Around 40 people work at the plant, including electrical control and instrumental engineers, whose jobs involve fault finding and resolving, electrical maintenance and keeping equipment up to date. However, the starting and stopping of the power station is remotely controlled.
The advantage of the Cruachan Power Station’s design is that electricity production can be started quickly – from nothing to full production in 30 seconds. When the reservoir is full, it can generate electricity for 22 hours.
Cruachan is required to always have a 12-hour emergency water supply, in order to be able to supply power to the National Grid when external power resources have failed – known as a “black start”.
Monument in the Mountain
The only signs down by the loch that the power station exists are the number of electricity pylons in the area. At the top of the mountain, the enormous dam is an impressive sight, but most of this amazing construction remains hidden from view.
However, Cruachan has won architectural and engineering recognition. Conservation group Docomomo listed it as one of the 60 most significant monuments of post-war Scottish architecture. The visitor centre at Cruachan receives 50,000 visitors each year.

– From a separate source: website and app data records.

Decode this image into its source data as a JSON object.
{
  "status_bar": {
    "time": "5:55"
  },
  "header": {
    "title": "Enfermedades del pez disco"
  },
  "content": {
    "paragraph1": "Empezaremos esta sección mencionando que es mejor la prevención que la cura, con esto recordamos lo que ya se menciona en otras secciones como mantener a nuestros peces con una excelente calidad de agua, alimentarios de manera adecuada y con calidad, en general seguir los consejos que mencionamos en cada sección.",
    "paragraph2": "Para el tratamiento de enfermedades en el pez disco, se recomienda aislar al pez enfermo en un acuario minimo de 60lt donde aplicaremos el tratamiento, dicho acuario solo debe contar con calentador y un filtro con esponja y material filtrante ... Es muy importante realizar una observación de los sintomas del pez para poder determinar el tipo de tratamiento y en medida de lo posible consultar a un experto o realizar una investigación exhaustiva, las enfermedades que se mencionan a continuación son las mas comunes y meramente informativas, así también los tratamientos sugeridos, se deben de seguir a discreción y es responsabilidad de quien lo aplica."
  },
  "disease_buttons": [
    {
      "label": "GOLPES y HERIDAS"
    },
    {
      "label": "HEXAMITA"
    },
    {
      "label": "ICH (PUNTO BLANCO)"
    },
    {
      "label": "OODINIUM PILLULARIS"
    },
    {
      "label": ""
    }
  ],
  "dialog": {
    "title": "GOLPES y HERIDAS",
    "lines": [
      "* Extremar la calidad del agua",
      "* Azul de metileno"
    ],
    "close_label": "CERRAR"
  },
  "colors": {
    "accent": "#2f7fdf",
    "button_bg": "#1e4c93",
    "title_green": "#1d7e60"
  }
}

Electricity from power stations is delivered to consumers via the National Grid. Step-down transformers convert the 275 kilovolts supplied by power station like Cruachan into voltages safe to use – household mains electricity is around 230 volts.
Cruachan’s 4 turbines can generate 440 megawatts of electricity – enough to power a city the size of Edinburgh in a pinch. However, the supply is not consistent – power generated at Cruachan usually serves as a supplement to that generated elsewhere.
Walking the Dam
Many hill walkers climb Ben Cruachan to visit the dam, which offers spectacular views. The walk involves steep, rocky climbs and – as is common in the Scottish Highlands – boggy ground. A map, compass and waterproof boots and clothing are essential!